In the western imagination China has long been something ‘exotic’, a tendency that preceded the earliest contact and was reinforced by the (usually tall) tales of early travellers. This exoticism takes many forms and has given rise to many stereotypes, sometimes ‘positive’ (for instance in the recurring European taste for Chinoiserie) but mostly ‘negative’, such as the racist ‘Yellow Peril’ discourse (see my review of Fu Manchu and Sinophobia). Sometimes the ‘exotic’ construction encompasses admiration for ‘China’s difference’ (notably China’s, mainly imagined, ‘mysticism’), but more often than not it has signified contempt, with difference equating to ‘inferiority’.
With Jonathan Spence, Colin Mackerras is a leading western authority on China’s place in the western imagination.

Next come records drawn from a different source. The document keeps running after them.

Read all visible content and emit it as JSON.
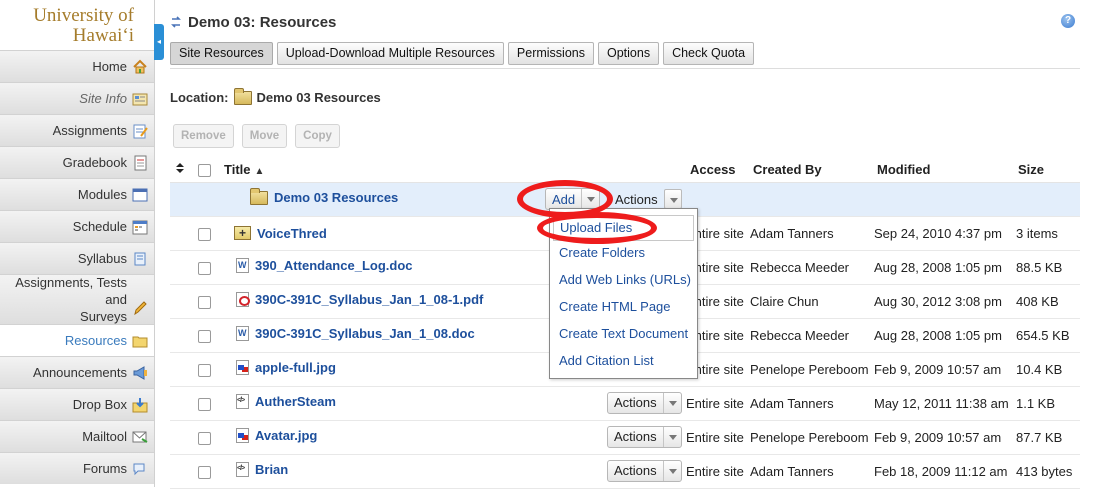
{
  "logo": {
    "line1": "University of",
    "line2": "Hawai‘i"
  },
  "sidebar": {
    "items": [
      {
        "label": "Home",
        "icon": "home-icon"
      },
      {
        "label": "Site Info",
        "icon": "site-info-icon"
      },
      {
        "label": "Assignments",
        "icon": "assignments-icon"
      },
      {
        "label": "Gradebook",
        "icon": "gradebook-icon"
      },
      {
        "label": "Modules",
        "icon": "modules-icon"
      },
      {
        "label": "Schedule",
        "icon": "schedule-icon"
      },
      {
        "label": "Syllabus",
        "icon": "syllabus-icon"
      },
      {
        "label": "Assignments, Tests and",
        "label2": "Surveys",
        "icon": "pencil-icon"
      },
      {
        "label": "Resources",
        "icon": "folder-icon"
      },
      {
        "label": "Announcements",
        "icon": "megaphone-icon"
      },
      {
        "label": "Drop Box",
        "icon": "dropbox-icon"
      },
      {
        "label": "Mailtool",
        "icon": "mail-icon"
      },
      {
        "label": "Forums",
        "icon": "forums-icon"
      }
    ]
  },
  "page": {
    "title": "Demo 03: Resources",
    "help": "?"
  },
  "tabs": [
    "Site Resources",
    "Upload-Download Multiple Resources",
    "Permissions",
    "Options",
    "Check Quota"
  ],
  "location": {
    "label": "Location:",
    "value": "Demo 03 Resources"
  },
  "bulk": {
    "remove": "Remove",
    "move": "Move",
    "copy": "Copy"
  },
  "table": {
    "headers": {
      "title": "Title",
      "access": "Access",
      "created_by": "Created By",
      "modified": "Modified",
      "size": "Size"
    },
    "root": {
      "name": "Demo 03 Resources",
      "add": "Add",
      "actions": "Actions"
    },
    "rows": [
      {
        "name": "VoiceThred",
        "type": "folder",
        "access": "Entire site",
        "created_by": "Adam Tanners",
        "modified": "Sep 24, 2010 4:37 pm",
        "size": "3 items"
      },
      {
        "name": "390_Attendance_Log.doc",
        "type": "word",
        "access": "Entire site",
        "created_by": "Rebecca Meeder",
        "modified": "Aug 28, 2008 1:05 pm",
        "size": "88.5 KB"
      },
      {
        "name": "390C-391C_Syllabus_Jan_1_08-1.pdf",
        "type": "pdf",
        "access": "Entire site",
        "created_by": "Claire Chun",
        "modified": "Aug 30, 2012 3:08 pm",
        "size": "408 KB"
      },
      {
        "name": "390C-391C_Syllabus_Jan_1_08.doc",
        "type": "word",
        "access": "Entire site",
        "created_by": "Rebecca Meeder",
        "modified": "Aug 28, 2008 1:05 pm",
        "size": "654.5 KB"
      },
      {
        "name": "apple-full.jpg",
        "type": "img",
        "access": "Entire site",
        "created_by": "Penelope Pereboom",
        "modified": "Feb 9, 2009 10:57 am",
        "size": "10.4 KB"
      },
      {
        "name": "AutherSteam",
        "type": "code",
        "actions": "Actions",
        "access": "Entire site",
        "created_by": "Adam Tanners",
        "modified": "May 12, 2011 11:38 am",
        "size": "1.1 KB"
      },
      {
        "name": "Avatar.jpg",
        "type": "img",
        "actions": "Actions",
        "access": "Entire site",
        "created_by": "Penelope Pereboom",
        "modified": "Feb 9, 2009 10:57 am",
        "size": "87.7 KB"
      },
      {
        "name": "Brian",
        "type": "code",
        "actions": "Actions",
        "access": "Entire site",
        "created_by": "Adam Tanners",
        "modified": "Feb 18, 2009 11:12 am",
        "size": "413 bytes"
      }
    ]
  },
  "add_menu": [
    "Upload Files",
    "Create Folders",
    "Add Web Links (URLs)",
    "Create HTML Page",
    "Create Text Document",
    "Add Citation List"
  ],
  "colors": {
    "highlight_oval": "#ee1c1c",
    "link": "#1d4f9c",
    "accent": "#2a8fd6"
  }
}
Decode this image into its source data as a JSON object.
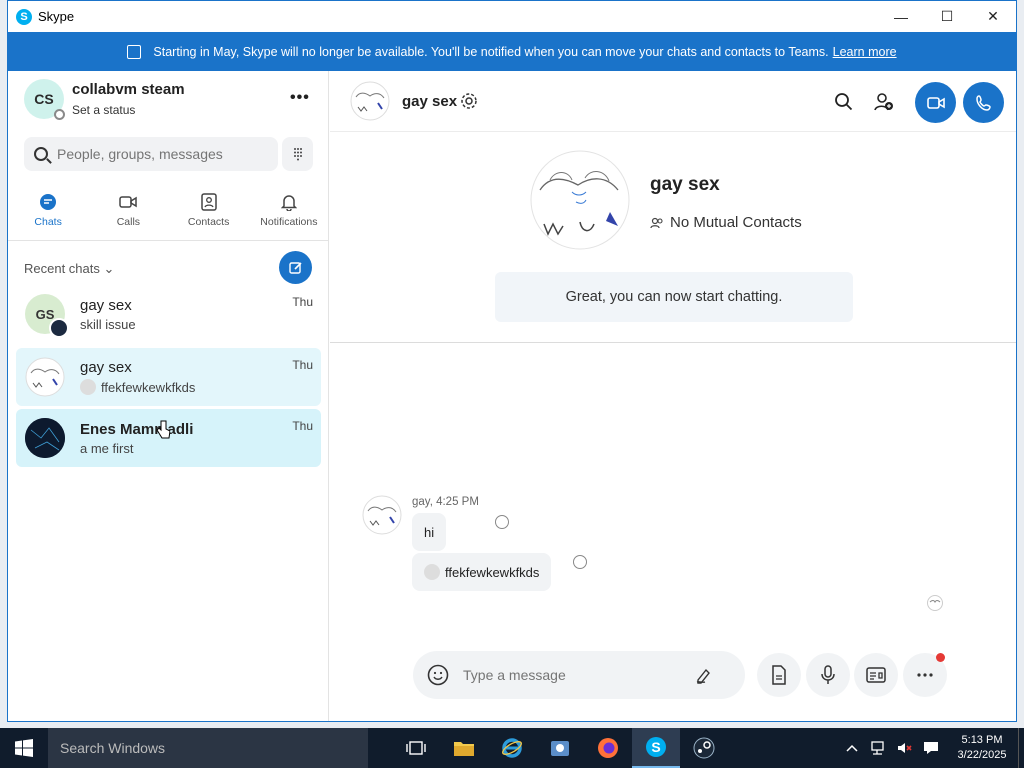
{
  "window": {
    "title": "Skype",
    "minimize": "—",
    "maximize": "☐",
    "close": "✕"
  },
  "banner": {
    "text": "Starting in May, Skype will no longer be available. You'll be notified when you can move your chats and contacts to Teams.",
    "link": "Learn more"
  },
  "profile": {
    "initials": "CS",
    "name": "collabvm steam",
    "status": "Set a status",
    "more": "•••"
  },
  "search": {
    "placeholder": "People, groups, messages"
  },
  "nav": [
    {
      "label": "Chats",
      "icon": "chat-icon"
    },
    {
      "label": "Calls",
      "icon": "video-icon"
    },
    {
      "label": "Contacts",
      "icon": "contacts-icon"
    },
    {
      "label": "Notifications",
      "icon": "bell-icon"
    }
  ],
  "recent": {
    "header": "Recent chats ⌄"
  },
  "chats": [
    {
      "initials": "GS",
      "name": "gay sex",
      "last": "skill issue",
      "time": "Thu"
    },
    {
      "name": "gay sex",
      "last": "ffekfewkewkfkds",
      "time": "Thu"
    },
    {
      "name": "Enes Mammadli",
      "last": "a me first",
      "time": "Thu"
    }
  ],
  "conversation": {
    "name": "gay sex",
    "intro_name": "gay sex",
    "mutual": "No Mutual Contacts",
    "start_text": "Great, you can now start chatting.",
    "meta": "gay, 4:25 PM",
    "messages": [
      "hi",
      "ffekfewkewkfkds"
    ],
    "composer_placeholder": "Type a message"
  },
  "taskbar": {
    "search": "Search Windows",
    "time": "5:13 PM",
    "date": "3/22/2025"
  },
  "colors": {
    "accent": "#1a73c9",
    "banner": "#1a73c9",
    "selected": "#e3f6fb",
    "taskbar": "#101c2c"
  }
}
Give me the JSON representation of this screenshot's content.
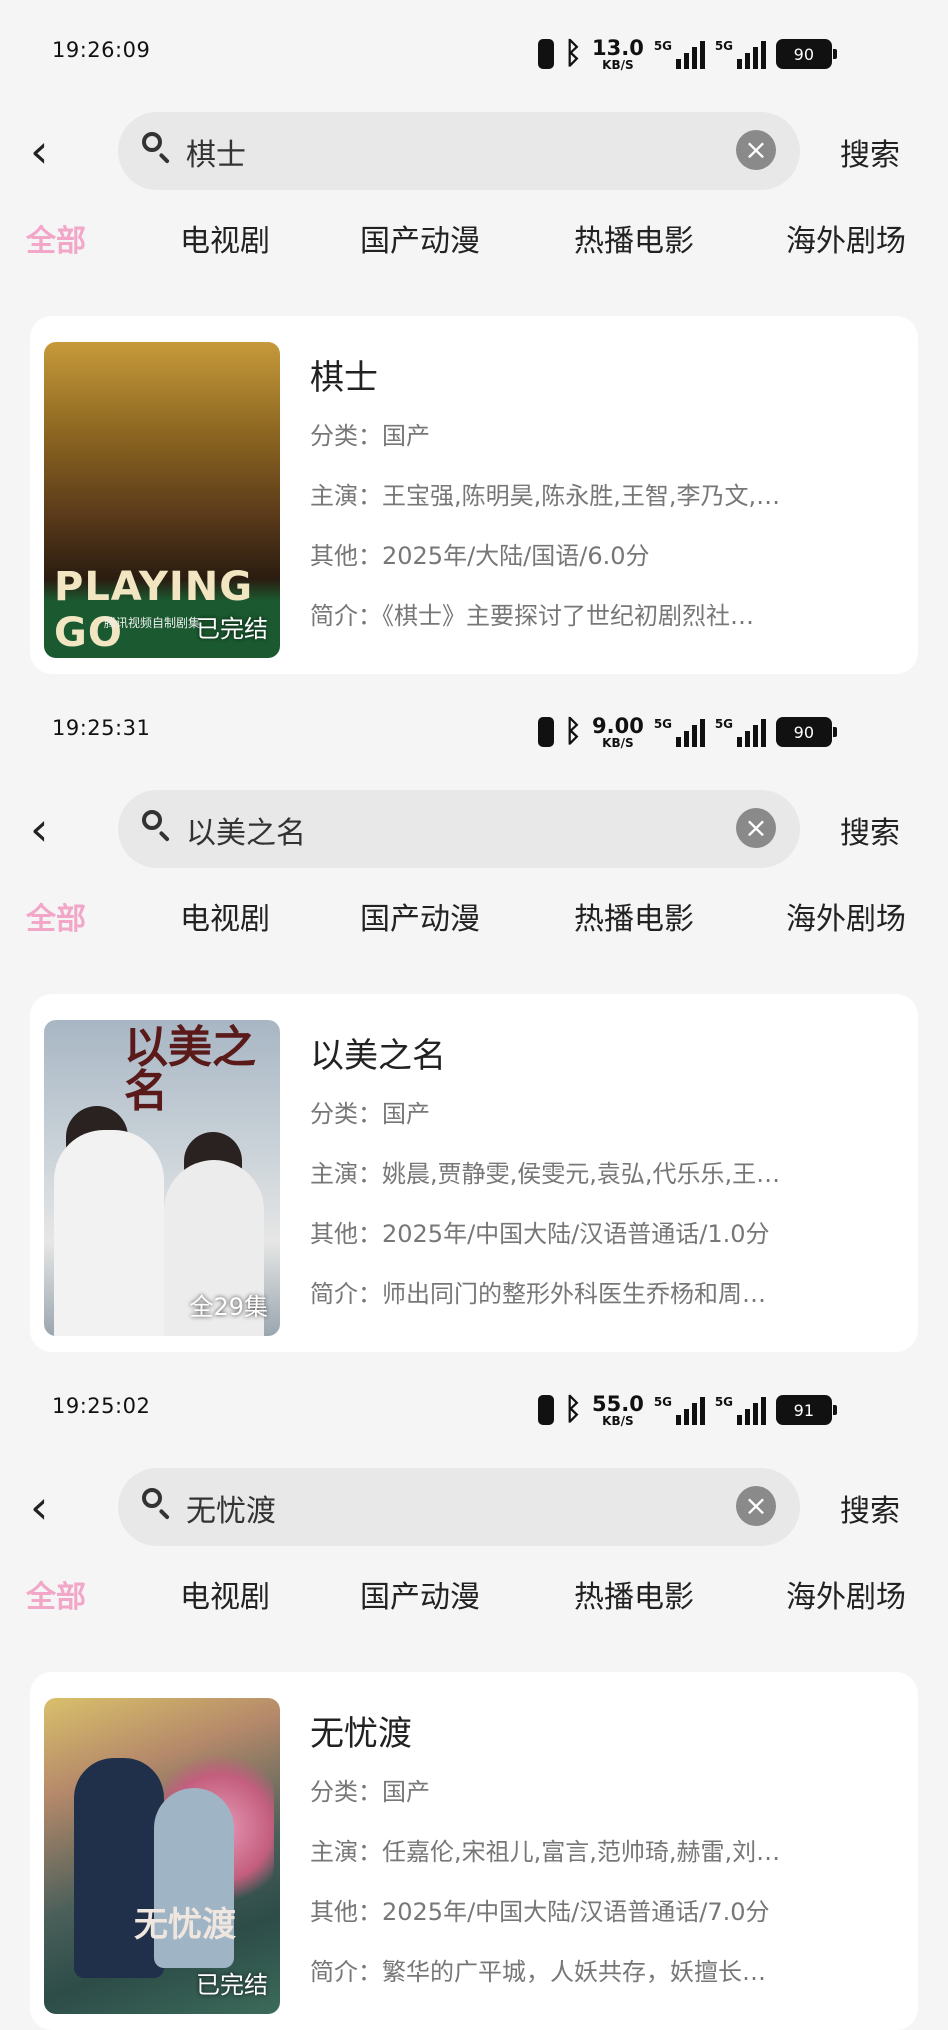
{
  "tabs": [
    "全部",
    "电视剧",
    "国产动漫",
    "热播电影",
    "海外剧场"
  ],
  "search_button": "搜索",
  "labels": {
    "category": "分类：",
    "cast": "主演：",
    "other": "其他：",
    "intro": "简介："
  },
  "screens": [
    {
      "time": "19:26:09",
      "net_speed": "13.0",
      "net_unit": "KB/S",
      "battery": "90",
      "query": "棋士",
      "result": {
        "title": "棋士",
        "category": "国产",
        "cast": "王宝强,陈明昊,陈永胜,王智,李乃文,…",
        "other": "2025年/大陆/国语/6.0分",
        "intro": "《棋士》主要探讨了世纪初剧烈社…",
        "badge": "已完结",
        "poster_text": "PLAYING GO",
        "poster_sub": "腾讯视频自制剧集"
      }
    },
    {
      "time": "19:25:31",
      "net_speed": "9.00",
      "net_unit": "KB/S",
      "battery": "90",
      "query": "以美之名",
      "result": {
        "title": "以美之名",
        "category": "国产",
        "cast": "姚晨,贾静雯,侯雯元,袁弘,代乐乐,王…",
        "other": "2025年/中国大陆/汉语普通话/1.0分",
        "intro": "师出同门的整形外科医生乔杨和周…",
        "badge": "全29集",
        "poster_text": "以美之名"
      }
    },
    {
      "time": "19:25:02",
      "net_speed": "55.0",
      "net_unit": "KB/S",
      "battery": "91",
      "query": "无忧渡",
      "result": {
        "title": "无忧渡",
        "category": "国产",
        "cast": "任嘉伦,宋祖儿,富言,范帅琦,赫雷,刘…",
        "other": "2025年/中国大陆/汉语普通话/7.0分",
        "intro": "繁华的广平城，人妖共存，妖擅长…",
        "badge": "已完结",
        "poster_text": "无忧渡"
      }
    }
  ]
}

His Western Images of China (Oxford University Press, 1989) is a classic in the field and among other contributions, convincingly demonstrate how ‘our’ image of China says as much about ‘us’ as it does about ‘them’.
Mackerras’ latest book is concerned with western (predominantly American) ‘perceptions’ of China since 1949. How does the west (again mainly the US) ‘perceive China’ on a variety of issues (politics, foreign relations, economics, human rights, democratization, Tibet etc.) over time? Or more accurately given the book’s approach, how do some ‘representative’ western media (like Time magazine) and various western political and intellectual ‘elites’ frame China? This is a big question, requiring the systematic study of a wide corpus of empirical material, which is available in increasingly massive abundance. It is also an important question. On one level, the priming of mass attitudes toward China can have a significant effect on the experience of individual Chinese (often for the worse). At the other end of the spectrum, popular attitudes toward China can also influence foreign policy. For instance, all else being equal, a public that has been primed by years of negative and hostile coverage of China would be more likely to vote for a candidate who takes a hard-line on the country. Chinese leaders clearly care about how China is perceived around the world—otherwise they wouldn’t have launched their concerted effort (‘soft power push’, ‘charm offensive’) to try to balance critical western media narratives about China’s rise. Full review in China Quarterly here.